The daughter of world famous sculptor Lynn Chadwick has lost her 13-year estate battle to secure what she says is a ‘fair’ slice of the priceless art collection he left behind.
The artist died 15 years ago, aged 88, leaving a ‘prodigious artistic legacy’ – but even now the division of his estate has not been finally settled. The obstacle in the way has been the ‘long-running dispute concerning the bulk of Mr Chadwick’s works’, Judge Richard Spearman QC said.
His daughter, Sophie Chadwick, 58, claimed the bulk of her father’s works and copyrights formed part of his estate. They should be split equally between his four children, giving her a quarter interest in a collection worth millions, she claimed.
But on the other side of the estate battle stood Mr Chadwick’s widow and Sophie’s step-mother, Eva Chadwick. She controls Lypiatt Studios Ltd – named after the artist’s Gloucestershire home – which was set up in 1973 to market his works.
Eva owns 52 per cent of the company and is a director, as are Sophie’s sister, Sarah Marchant, 60, and her half-brother, Daniel, 49. The artist’s first son, Simon, died aged 75 earlier this year.
Under the artist’s will, Eva Chadwick was left half of Lypiatt Park outright, the other half being placed in trust to produce a life-long income for her. He also handed her two crucial shares in the company, giving her a controlling stake.
The four children were left with minority shareholdings of 12 per cent each, and all his personal possessions were left in trust for them. But the will made ‘no mention’ of Mr Chadwick’s copyrights and tangible artworks, said the judge.
Sophie claimed they were nevertheless owned by him when he died, forming part of his personal legacy. Insisting that they were not tied up with the company, she argued that they should be held on trust for her and the other children.
But Judge Spearman ruled squarely in favour of the company, effectively giving her step-mother a controlling say over what happens to Mr Chadwick’s collection.
There was ‘ample evidence’ that Mr Chadwick wished to assign copyright in his works to the company, he ruled.
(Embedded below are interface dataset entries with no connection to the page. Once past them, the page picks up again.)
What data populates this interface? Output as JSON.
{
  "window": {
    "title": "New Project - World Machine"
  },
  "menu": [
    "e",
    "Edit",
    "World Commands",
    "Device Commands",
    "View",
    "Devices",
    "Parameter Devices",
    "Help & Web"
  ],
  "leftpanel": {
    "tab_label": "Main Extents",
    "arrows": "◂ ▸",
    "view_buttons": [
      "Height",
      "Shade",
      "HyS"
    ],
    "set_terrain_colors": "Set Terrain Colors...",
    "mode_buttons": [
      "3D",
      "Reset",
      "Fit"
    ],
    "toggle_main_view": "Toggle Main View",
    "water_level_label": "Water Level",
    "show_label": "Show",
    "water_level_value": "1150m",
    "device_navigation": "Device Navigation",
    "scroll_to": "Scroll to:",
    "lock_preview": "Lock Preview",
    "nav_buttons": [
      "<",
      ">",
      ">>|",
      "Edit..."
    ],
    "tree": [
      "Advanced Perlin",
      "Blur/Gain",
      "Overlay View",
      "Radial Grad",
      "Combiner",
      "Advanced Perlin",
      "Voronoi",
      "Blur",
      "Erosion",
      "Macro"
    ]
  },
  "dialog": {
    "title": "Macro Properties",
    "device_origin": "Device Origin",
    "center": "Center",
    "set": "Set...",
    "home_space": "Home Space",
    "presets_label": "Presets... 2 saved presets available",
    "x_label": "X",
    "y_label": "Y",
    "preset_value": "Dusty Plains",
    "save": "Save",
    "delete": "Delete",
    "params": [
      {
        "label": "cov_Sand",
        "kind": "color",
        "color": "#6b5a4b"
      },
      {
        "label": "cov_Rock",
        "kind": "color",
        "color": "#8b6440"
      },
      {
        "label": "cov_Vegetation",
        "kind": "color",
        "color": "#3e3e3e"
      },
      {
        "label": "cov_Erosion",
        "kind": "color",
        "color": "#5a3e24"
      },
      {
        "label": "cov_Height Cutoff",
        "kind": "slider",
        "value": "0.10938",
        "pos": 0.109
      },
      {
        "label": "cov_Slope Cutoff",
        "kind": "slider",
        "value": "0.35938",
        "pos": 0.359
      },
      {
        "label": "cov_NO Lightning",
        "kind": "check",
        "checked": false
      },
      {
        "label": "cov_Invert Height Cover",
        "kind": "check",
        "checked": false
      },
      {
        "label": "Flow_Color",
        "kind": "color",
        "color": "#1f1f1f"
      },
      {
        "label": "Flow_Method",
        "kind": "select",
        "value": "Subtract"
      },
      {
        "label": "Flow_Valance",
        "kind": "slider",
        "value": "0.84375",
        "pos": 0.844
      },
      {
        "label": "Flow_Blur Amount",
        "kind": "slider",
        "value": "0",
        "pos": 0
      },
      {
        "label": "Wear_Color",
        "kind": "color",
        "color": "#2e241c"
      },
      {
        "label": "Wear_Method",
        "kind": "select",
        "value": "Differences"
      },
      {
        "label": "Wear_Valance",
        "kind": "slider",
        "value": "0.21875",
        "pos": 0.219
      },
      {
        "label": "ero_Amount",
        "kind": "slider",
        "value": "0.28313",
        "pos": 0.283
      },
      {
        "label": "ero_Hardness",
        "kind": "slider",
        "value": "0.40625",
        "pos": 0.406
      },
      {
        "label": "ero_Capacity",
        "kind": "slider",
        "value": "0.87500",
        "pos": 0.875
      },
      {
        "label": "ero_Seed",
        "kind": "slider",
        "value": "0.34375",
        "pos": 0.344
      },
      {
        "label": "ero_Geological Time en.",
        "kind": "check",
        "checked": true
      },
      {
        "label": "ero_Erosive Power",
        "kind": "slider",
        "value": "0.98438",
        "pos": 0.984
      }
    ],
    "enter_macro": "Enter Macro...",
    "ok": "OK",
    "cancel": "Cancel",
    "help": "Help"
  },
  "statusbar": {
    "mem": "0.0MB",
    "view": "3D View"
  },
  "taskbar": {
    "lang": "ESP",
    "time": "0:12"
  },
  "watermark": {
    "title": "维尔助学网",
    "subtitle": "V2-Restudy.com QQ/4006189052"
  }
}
And he also backed the company’s claim to ownership of the tangible artworks.
Thrice-married Mr Chadwick was in effect an ’employee’ of the company, said the judge, and was ‘properly regarded as part of the company’.
A victory for Sophie ‘might have had some advantageous financial consequences’ for her – but ‘that would not be without its price’. It would inevitably have led to a punishing inheritance tax bill and that could have had the ‘the effect of dispersing the artist’s works’, he added.
‘It seems clear…that this would have been contrary to Mr Chadwick’s wishes in his life time.’
Lynn Chadwick launched a glittering artistic career when when he beat Alberto Giacometti to scoop first prize at Venice’s Biennale Festival in 1956.
Over the next four decades the former World War Two pilot turned out thousands of exquisite mobiles and sculptures, many of them on display at Lypiatt Park.
His works attracted top prices in global salesrooms, with his sculpture, Couple on Seat, selling for £1.4m in 2006. His artistic output continued until he was 82.
Eva met Mr Chadwick in 1964, giving birth to Daniel in 1965. She played a key role in organising the collection and marketing his works during nearly 40 years of marriage.
As people live longer and also become increasingly likely to divorce, remarry and start second or third families, the rights of a surviving spouse often conflict with the interests of their dead partner’s children. It’s particularly true when that spouse is similar in age to the stepchildren, who can see an inheritance vanishing into a distant future or being spent in the meantime.
It is important that if you are part of a blended family, you have considered options and solutions to prevent future disagreements. One good option is to utilise a testamentary discretionary trust, so that you have better control over how your assets will be divided. A testamentary discretionary trust is a type of trust created under a will, comes into existence only upon the administration of the deceased estate.
Another option is to create mutual wills which allow for your assets to be divided equally between all the children in your blended family. Mutual wills mirror one another or in other words are identical wills. In the absence of Mutual Wills nothing will stop the surviving spouse from changing their will and cutting their spouse’s children out of their will or making sure that only their own children are provided for.